During lockdown we’ve kept chatting with Sefton Park Palm House, continuing from our fundraiser last year, through #GlobalGreening in March to today. Over that time, the Palm Readers group has taken on new meaning; connecting readers and friends and providing opportunities for people to escape in to other worlds via the book selections they make. Consequently, they asked us to provide a reading list for them to make a selection from, which we thought might be of wider interest to Festival audiences.
The following is a compilation of the writers and authors who have been influential over -or within- the Liverpool Irish Festival over the last five years, either as direct contributors, the focus of creatives we’ve worked with or in catalysing other work. It is not a comprehensive list, but a start point from which to explore aspects of Irish writing, across form and subject, time and class.
Sefton Park Palm House Palm Readers group selected books 6 and 20 to read and discuss in their group.
- Brendan Behan – Borstal Boy (1958)
- James Joyce – Ulysses (1922)
- Flann O’Brien/Miles Na Gopaleen – The Poor Mouth/An Beál Bocht (1941)
- George Bernard Shaw – Heartbreak House (1928, play)
- John Millington Synge – Riders to the Sea (1904)
- Robert Tressell – The Ragged Trousered Philanthropists (1914)
Contemporary (mostly!) fiction
- Kevin Barry – Beatlebone (2015)
- Sebastian Barry – Days Without End (2016)
- Blindboy Boatclub – The Gospel According to Blindboy (2017)
- Hannah Kent – The Good People (2016)

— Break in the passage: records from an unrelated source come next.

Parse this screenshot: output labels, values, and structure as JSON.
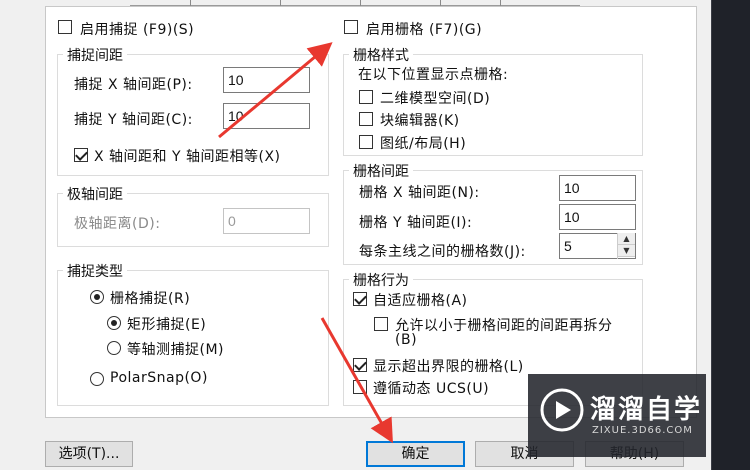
{
  "snap_enable": {
    "label": "启用捕捉 (F9)(S)",
    "checked": false
  },
  "grid_enable": {
    "label": "启用栅格 (F7)(G)",
    "checked": false
  },
  "snap_spacing": {
    "title": "捕捉间距",
    "x_label": "捕捉 X 轴间距(P):",
    "x_value": "10",
    "y_label": "捕捉 Y 轴间距(C):",
    "y_value": "10",
    "equal_label": "X 轴间距和 Y 轴间距相等(X)",
    "equal_checked": true
  },
  "polar_spacing": {
    "title": "极轴间距",
    "distance_label": "极轴距离(D):",
    "distance_value": "0"
  },
  "snap_type": {
    "title": "捕捉类型",
    "grid_snap": "栅格捕捉(R)",
    "rect_snap": "矩形捕捉(E)",
    "iso_snap": "等轴测捕捉(M)",
    "polar_snap": "PolarSnap(O)"
  },
  "grid_style": {
    "title": "栅格样式",
    "caption": "在以下位置显示点栅格:",
    "items": [
      {
        "label": "二维模型空间(D)",
        "checked": false
      },
      {
        "label": "块编辑器(K)",
        "checked": false
      },
      {
        "label": "图纸/布局(H)",
        "checked": false
      }
    ]
  },
  "grid_spacing": {
    "title": "栅格间距",
    "x_label": "栅格 X 轴间距(N):",
    "x_value": "10",
    "y_label": "栅格 Y 轴间距(I):",
    "y_value": "10",
    "major_label": "每条主线之间的栅格数(J):",
    "major_value": "5"
  },
  "grid_behavior": {
    "title": "栅格行为",
    "adaptive": {
      "label": "自适应栅格(A)",
      "checked": true
    },
    "subdivide": {
      "label": "允许以小于栅格间距的间距再拆分",
      "label2": "(B)",
      "checked": false
    },
    "beyond": {
      "label": "显示超出界限的栅格(L)",
      "checked": true
    },
    "follow_ucs": {
      "label": "遵循动态 UCS(U)",
      "checked": false
    }
  },
  "buttons": {
    "options": "选项(T)...",
    "ok": "确定",
    "cancel": "取消",
    "help": "帮助(H)"
  },
  "watermark": {
    "title": "溜溜自学",
    "url": "ZIXUE.3D66.COM"
  },
  "colors": {
    "arrow": "#e8382f",
    "ok_border": "#0078d7"
  }
}
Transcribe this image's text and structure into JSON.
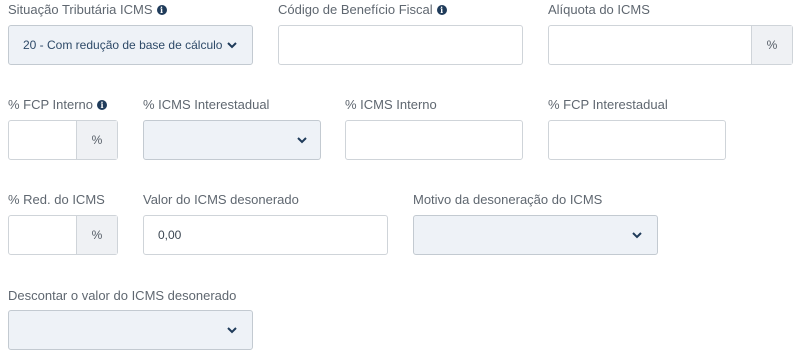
{
  "situacao_tributaria": {
    "label": "Situação Tributária ICMS",
    "value": "20 - Com redução de base de cálculo"
  },
  "codigo_beneficio": {
    "label": "Código de Benefício Fiscal",
    "value": ""
  },
  "aliquota_icms": {
    "label": "Alíquota do ICMS",
    "unit": "%"
  },
  "fcp_interno": {
    "label": "% FCP Interno",
    "unit": "%"
  },
  "icms_interestadual": {
    "label": "% ICMS Interestadual",
    "value": ""
  },
  "icms_interno": {
    "label": "% ICMS Interno",
    "value": ""
  },
  "fcp_interestadual": {
    "label": "% FCP Interestadual",
    "value": ""
  },
  "red_icms": {
    "label": "% Red. do ICMS",
    "unit": "%"
  },
  "valor_desonerado": {
    "label": "Valor do ICMS desonerado",
    "value": "0,00"
  },
  "motivo_desoneracao": {
    "label": "Motivo da desoneração do ICMS",
    "value": ""
  },
  "descontar_desonerado": {
    "label": "Descontar o valor do ICMS desonerado",
    "value": ""
  },
  "icons": {
    "info": "info-icon",
    "chevron": "chevron-down-icon"
  },
  "colors": {
    "select_bg": "#eef2f7",
    "info_icon": "#1f3b5a",
    "select_text": "#2e4a68"
  }
}
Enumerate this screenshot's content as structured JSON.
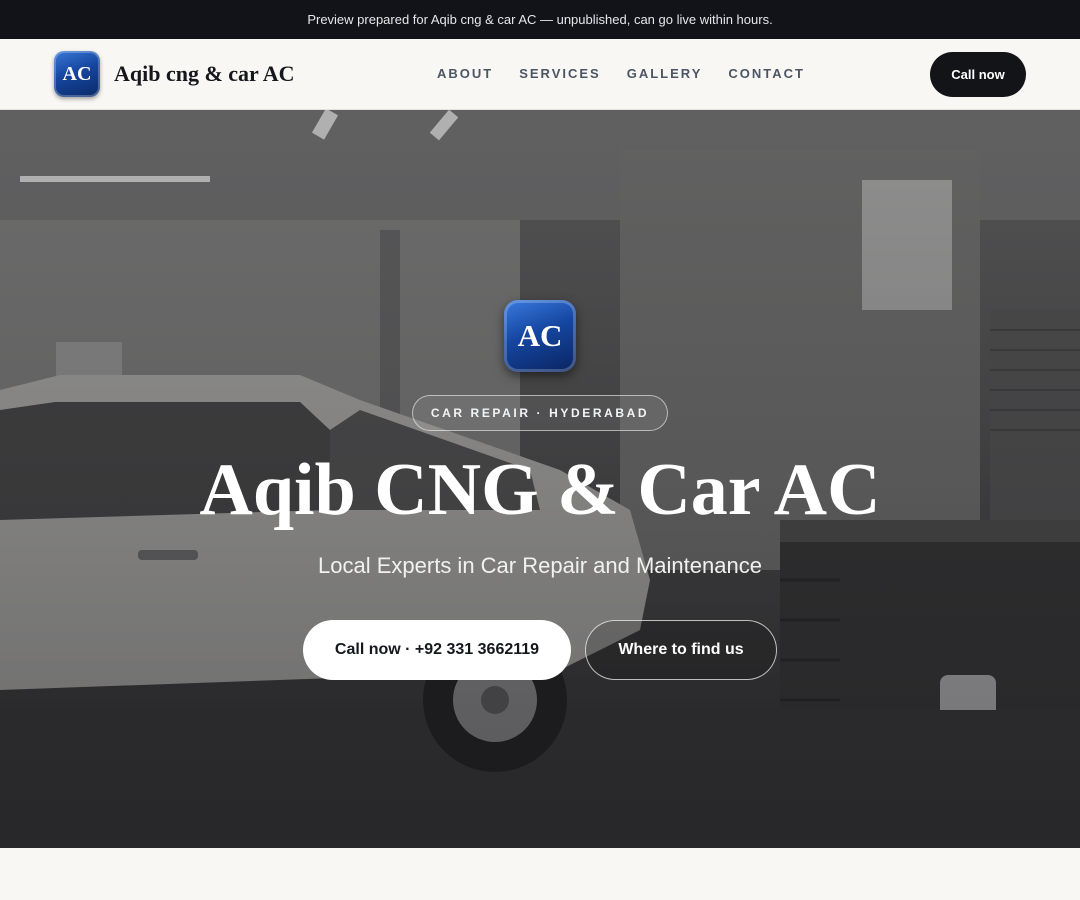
{
  "preview_bar": {
    "text": "Preview prepared for Aqib cng & car AC — unpublished, can go live within hours."
  },
  "header": {
    "logo_text": "AC",
    "brand_name": "Aqib cng & car AC",
    "nav": [
      "ABOUT",
      "SERVICES",
      "GALLERY",
      "CONTACT"
    ],
    "cta_label": "Call now"
  },
  "hero": {
    "logo_text": "AC",
    "tagline": "CAR REPAIR · HYDERABAD",
    "title": "Aqib CNG & Car AC",
    "subtitle": "Local Experts in Car Repair and Maintenance",
    "primary_button": "Call now · +92 331 3662119",
    "secondary_button": "Where to find us"
  },
  "colors": {
    "dark": "#111318",
    "logo_blue": "#1546a0",
    "page_bg": "#f8f7f4"
  }
}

- Henry McDonald – Two Souls (2019)
- Lisa McInerney – The Glorious Heresies (2015)
- Iris Murdoch – The Black Prince (1973)
- Sally Rooney – Conversations with Friends (2015, writer of Normal People)
- Colm Toibin – House of Names (2016)
- Eavann Boland – Code
- Nick Laird – Feel Free
- Stephen James Smith – Fear Not
- Ray Rooney – The Spirit of the Reels (2019, about the internationally acclaimed Liverpool Céilí Band)
- Greg Quiery – In Hardship and In Hope (2018, a history of the Irish in Liverpool)
- Colin Cousins – Cinderella Soldiers: The Liverpool Irish in the Great War (2019)
- Michael Pierse and Dr Feargal Mac Ionnrachtaigh – Feile Voices at 30 (2018, about Belfast’s 30 year unity festival)
- Eamonn Hughes – The Train and the River (2018, about Van Morrison)
- Shaun Harkin – The James Connolly Reader (2018)
- Dr Sonja Tiernan – Eva Gore-Booth: An Image of such Politics (2012).
Want to send us a review?
If you have read any of the above and would like to send us a review to publish on our website, please do so by emailing [email protected]
Lockdown Lights is an open source project, collecting community stories about people’s experience of the lockdown during the 2020 Coronavirus restrictions. The project was funded by the Irish Government’s Emigrant Support Programme Covid-19 relief fund. We would like to thank all the participants and the Irish Government for their support.